--- START ---

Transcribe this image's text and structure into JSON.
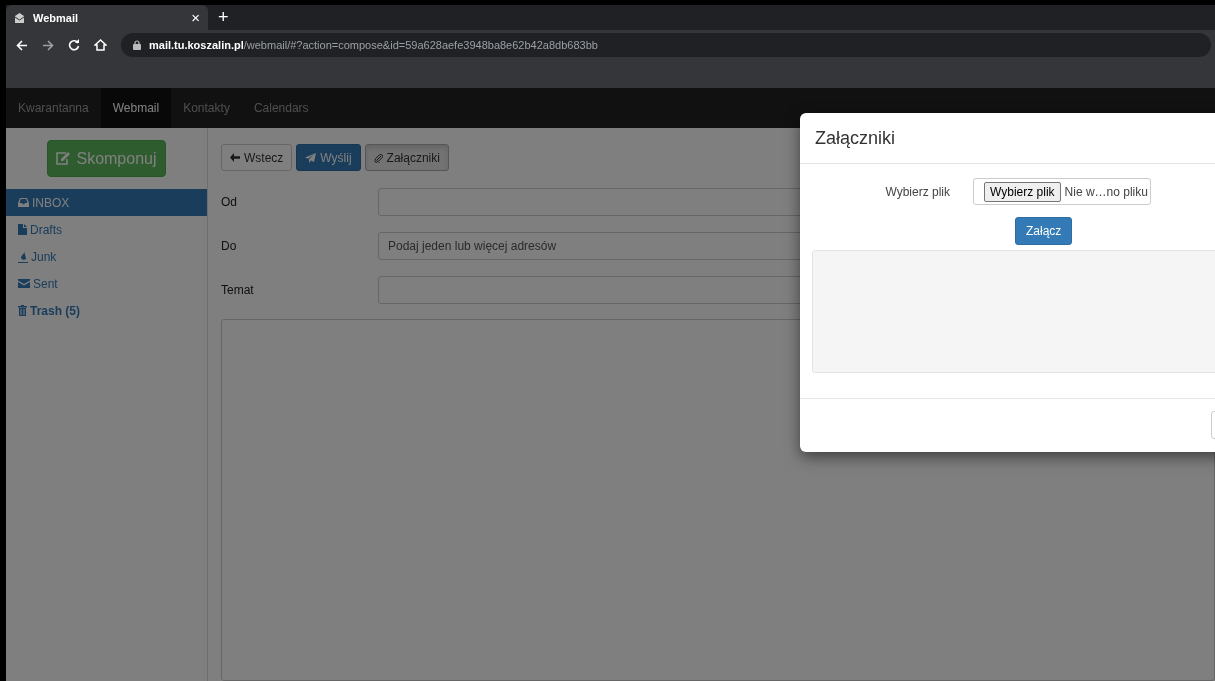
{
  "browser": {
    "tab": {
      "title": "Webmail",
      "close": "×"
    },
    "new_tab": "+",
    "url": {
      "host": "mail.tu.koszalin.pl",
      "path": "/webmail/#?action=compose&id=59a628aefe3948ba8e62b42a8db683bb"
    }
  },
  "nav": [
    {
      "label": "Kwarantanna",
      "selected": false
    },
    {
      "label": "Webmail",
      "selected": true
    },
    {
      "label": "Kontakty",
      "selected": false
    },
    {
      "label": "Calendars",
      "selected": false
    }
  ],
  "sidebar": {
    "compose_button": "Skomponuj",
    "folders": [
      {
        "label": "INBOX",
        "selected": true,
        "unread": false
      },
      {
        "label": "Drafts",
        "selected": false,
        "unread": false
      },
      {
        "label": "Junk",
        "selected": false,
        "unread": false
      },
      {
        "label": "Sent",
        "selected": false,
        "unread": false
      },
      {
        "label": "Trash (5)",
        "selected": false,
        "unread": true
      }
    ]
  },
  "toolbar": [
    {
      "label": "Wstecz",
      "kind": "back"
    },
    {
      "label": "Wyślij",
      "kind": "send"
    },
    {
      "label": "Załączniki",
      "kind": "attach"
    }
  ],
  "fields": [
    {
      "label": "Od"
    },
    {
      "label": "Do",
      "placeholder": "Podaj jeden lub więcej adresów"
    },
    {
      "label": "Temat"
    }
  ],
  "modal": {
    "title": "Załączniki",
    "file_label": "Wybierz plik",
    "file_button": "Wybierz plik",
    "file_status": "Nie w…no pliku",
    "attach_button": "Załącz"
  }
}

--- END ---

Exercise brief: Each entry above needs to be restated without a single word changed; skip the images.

Response to the exercise:
Transcribe this image's text and structure into JSON.
{
  "browser": {
    "tab": {
      "title": "Webmail",
      "close": "×"
    },
    "new_tab": "+",
    "url": {
      "host": "mail.tu.koszalin.pl",
      "path": "/webmail/#?action=compose&id=59a628aefe3948ba8e62b42a8db683bb"
    }
  },
  "nav": [
    {
      "label": "Kwarantanna",
      "selected": false
    },
    {
      "label": "Webmail",
      "selected": true
    },
    {
      "label": "Kontakty",
      "selected": false
    },
    {
      "label": "Calendars",
      "selected": false
    }
  ],
  "sidebar": {
    "compose_button": "Skomponuj",
    "folders": [
      {
        "label": "INBOX",
        "selected": true,
        "unread": false
      },
      {
        "label": "Drafts",
        "selected": false,
        "unread": false
      },
      {
        "label": "Junk",
        "selected": false,
        "unread": false
      },
      {
        "label": "Sent",
        "selected": false,
        "unread": false
      },
      {
        "label": "Trash (5)",
        "selected": false,
        "unread": true
      }
    ]
  },
  "toolbar": [
    {
      "label": "Wstecz",
      "kind": "back"
    },
    {
      "label": "Wyślij",
      "kind": "send"
    },
    {
      "label": "Załączniki",
      "kind": "attach"
    }
  ],
  "fields": [
    {
      "label": "Od"
    },
    {
      "label": "Do",
      "placeholder": "Podaj jeden lub więcej adresów"
    },
    {
      "label": "Temat"
    }
  ],
  "modal": {
    "title": "Załączniki",
    "file_label": "Wybierz plik",
    "file_button": "Wybierz plik",
    "file_status": "Nie w…no pliku",
    "attach_button": "Załącz"
  }
}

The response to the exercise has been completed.